Build. Boom. Sell. Sprawl. The planet hasn’t seen anything quite like China
From my 24th-floor office in northeast Beijing, each day I survey the startling expansion and transformation of the city. Every morning brings either a new high-rise or a vacant lot where an old high-rise once stood, a situation accelerated by the $40 billion Beijing is spending in preparation for the upcoming Olympics. But the changes China is experiencing are far more profound than a few new skyscrapers, and the consequences of those changes reach around the globe.
As an editor for China Security, an English-language policy journal based in Beijing, I am in a unique position to observe this transitional time for China and the effect it has on the rest of the world. The mission of our journal is to foster a dialogue between Chinese and Western scholars on security issues that range from traditional military defense to energy and environment. In the course of bringing our articles to print, it is my job to help research, critique, and tailor each piece to provide our readers with diverse and informed viewpoints on modern China. It is both a demanding and a fulfilling job.
How I began a career in China defies straightforward explanation. At the University of Tennessee, I studied geography and political science, learned Spanish and Russian, studied abroad in Europe, and conducted my thesis research in the Balkans. This may seem a circuitous route to Beijing, but the breadth of experience I gained in that path is useful in a country so inextricably linked to the rest of the planet. After all, in China, the big picture is the only picture. Now the world’s fourth-largest economy, China’s exports are worth more than $1 trillion and fill stores and markets around the globe–this from a country that was struggling to feed itself only decades ago.
However, China’s reversal of fortune has come at a tremendous cost.

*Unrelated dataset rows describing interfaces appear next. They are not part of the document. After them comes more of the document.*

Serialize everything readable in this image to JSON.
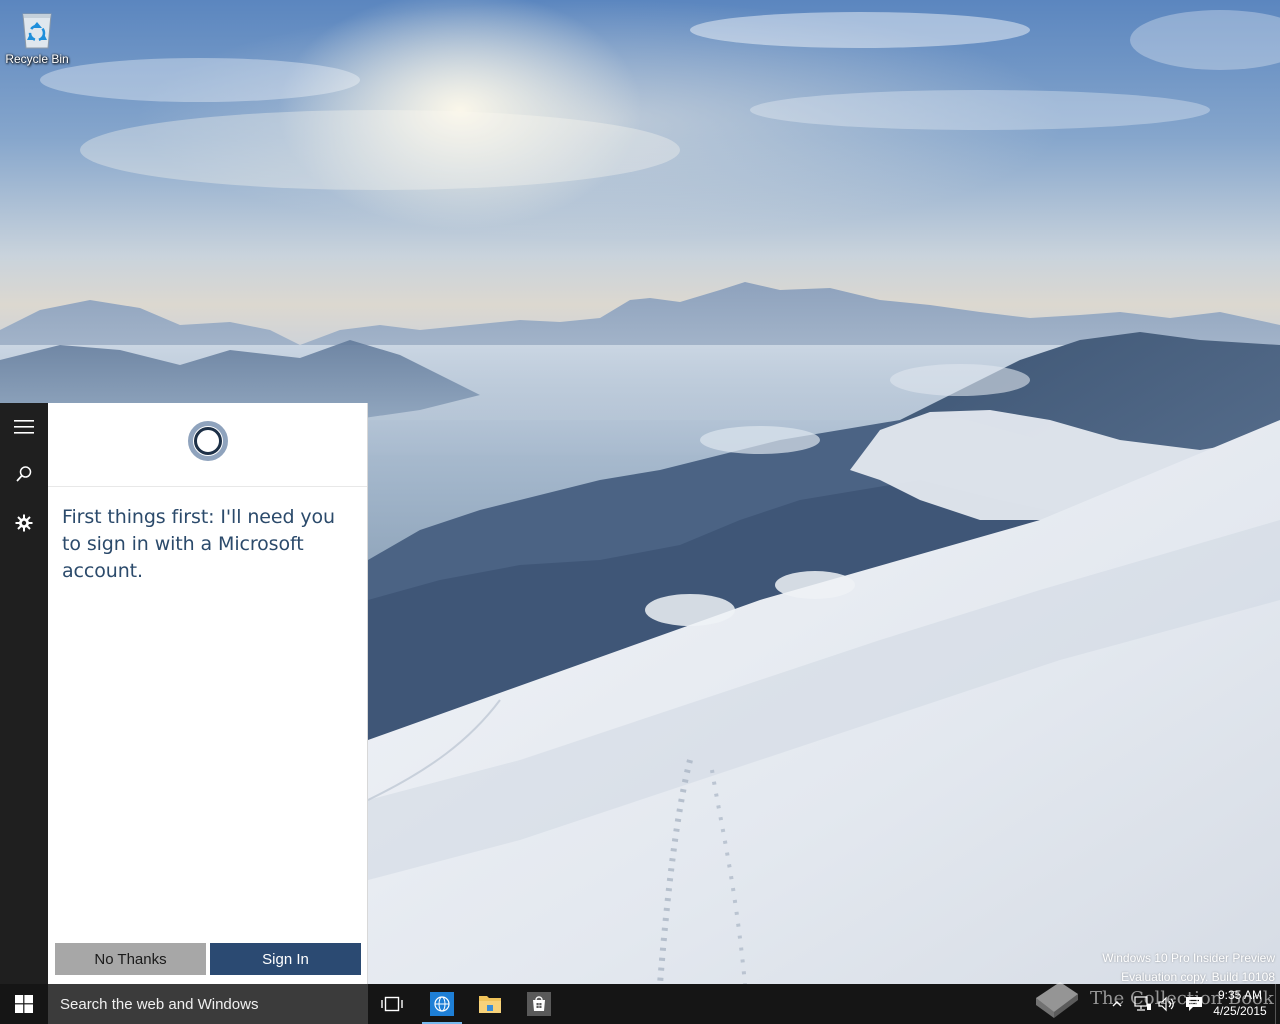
{
  "desktop": {
    "icons": [
      {
        "label": "Recycle Bin",
        "icon": "recycle-bin-icon"
      }
    ],
    "wallpaper": "snowy-mountain-landscape"
  },
  "cortana": {
    "rail": {
      "menu_icon": "hamburger-menu-icon",
      "search_icon": "search-icon",
      "settings_icon": "gear-icon"
    },
    "logo_icon": "cortana-ring-icon",
    "message": "First things first: I'll need you to sign in with a Microsoft account.",
    "buttons": {
      "no_thanks": "No Thanks",
      "sign_in": "Sign In"
    },
    "colors": {
      "rail_bg": "#1f1f1f",
      "text": "#2b4a6b",
      "sign_in_bg": "#2b4a72",
      "no_thanks_bg": "#a7a7a7"
    }
  },
  "watermark": {
    "line1": "Windows 10 Pro Insider Preview",
    "line2": "Evaluation copy. Build 10108"
  },
  "taskbar": {
    "start_icon": "windows-logo-icon",
    "search_placeholder": "Search the web and Windows",
    "apps": [
      {
        "name": "Task View",
        "icon": "task-view-icon"
      },
      {
        "name": "Browser",
        "icon": "globe-icon",
        "active": true
      },
      {
        "name": "File Explorer",
        "icon": "folder-icon"
      },
      {
        "name": "Store",
        "icon": "store-bag-icon"
      }
    ],
    "tray": {
      "chevron_icon": "chevron-up-icon",
      "network_icon": "network-icon",
      "volume_icon": "volume-icon",
      "action_center_icon": "action-center-icon"
    },
    "clock": {
      "time": "9:35 AM",
      "date": "4/25/2015"
    },
    "accent": "#76b9ed"
  },
  "overlay": {
    "site_name": "The Collection Book"
  }
}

The most obvious consequences of its unchecked growth are environmental. According to the World Bank, China is home to 16 of the world’s 20 most polluted cities. Moreover, it gets 80 percent of its electricity from coal, which has resulted in the trebling of carbon dioxide emissions since 1990 and a 25 percent increase in global mercury pollution. China’s growing thirst for energy also calls into question the sustainability of peace. Once a self-sufficient petroleum-producing country, China is now expected to import 70 percent of its oil from the Middle East by 2015, potentially putting it on a strategic collision course with U.S. interests. Meanwhile, all of these problems are compounded by lagging political reform, which has failed to progress in step with economic growth.

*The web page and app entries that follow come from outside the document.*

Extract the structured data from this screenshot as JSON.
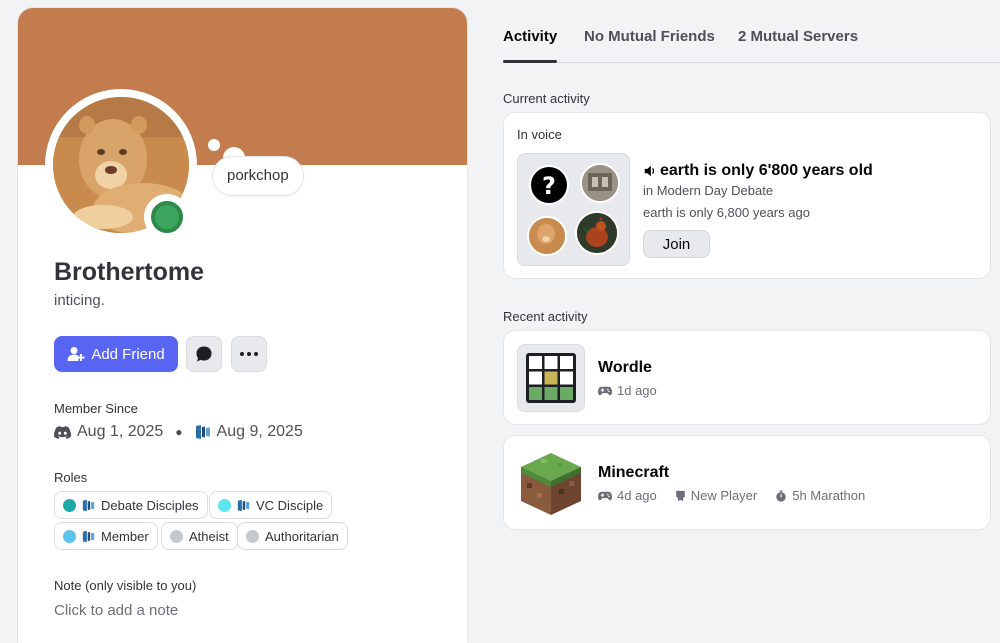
{
  "profile": {
    "display_name": "Brothertome",
    "tagline": "inticing.",
    "custom_status": "porkchop",
    "banner_color": "#c27c4e",
    "status_color": "#3ba55d"
  },
  "actions": {
    "add_friend_label": "Add Friend"
  },
  "member_since": {
    "label": "Member Since",
    "discord_date": "Aug 1, 2025",
    "server_date": "Aug 9, 2025"
  },
  "roles": {
    "label": "Roles",
    "items": [
      {
        "name": "Debate Disciples",
        "color": "#1fa8a8"
      },
      {
        "name": "VC Disciple",
        "color": "#5ee6ef"
      },
      {
        "name": "Member",
        "color": "#5bc2e8"
      },
      {
        "name": "Atheist",
        "color": "#c4c9ce"
      },
      {
        "name": "Authoritarian",
        "color": "#c4c9ce"
      }
    ]
  },
  "note": {
    "label": "Note (only visible to you)",
    "placeholder": "Click to add a note"
  },
  "tabs": [
    {
      "label": "Activity",
      "active": true
    },
    {
      "label": "No Mutual Friends",
      "active": false
    },
    {
      "label": "2 Mutual Servers",
      "active": false
    }
  ],
  "current_activity": {
    "heading": "Current activity",
    "voice_label": "In voice",
    "channel_name": "earth is only 6'800 years old",
    "server_line": "in Modern Day Debate",
    "topic": "earth is only 6,800 years ago",
    "join_label": "Join"
  },
  "recent_activity": {
    "heading": "Recent activity",
    "games": [
      {
        "name": "Wordle",
        "meta": [
          {
            "icon": "gamepad-icon",
            "text": "1d ago"
          }
        ]
      },
      {
        "name": "Minecraft",
        "meta": [
          {
            "icon": "gamepad-icon",
            "text": "4d ago"
          },
          {
            "icon": "badge-icon",
            "text": "New Player"
          },
          {
            "icon": "stopwatch-icon",
            "text": "5h Marathon"
          }
        ]
      }
    ]
  }
}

While many are tempted to label China as the epicenter of the world’s troubles, we must acknowledge that the expectations for China’s conduct are much higher than they were during the development phase of Western countries. Furthermore, because it faces so many challenges, China has the potential to become a leader in addressing global problems. There are many indications it is rising to meet that challenge, particularly in areas of environmental and energy innovation. Whether China succeeds or fails in this endeavor is perhaps the most important question of our generation and will impact every person on the planet. In the coming decades, policymakers and researchers will be divided into two groups: those who understand China and those who do not. Whether we like it or not, China will play a pivotal role in the coming century, and I am here in the hope that I can play a constructive role in that future.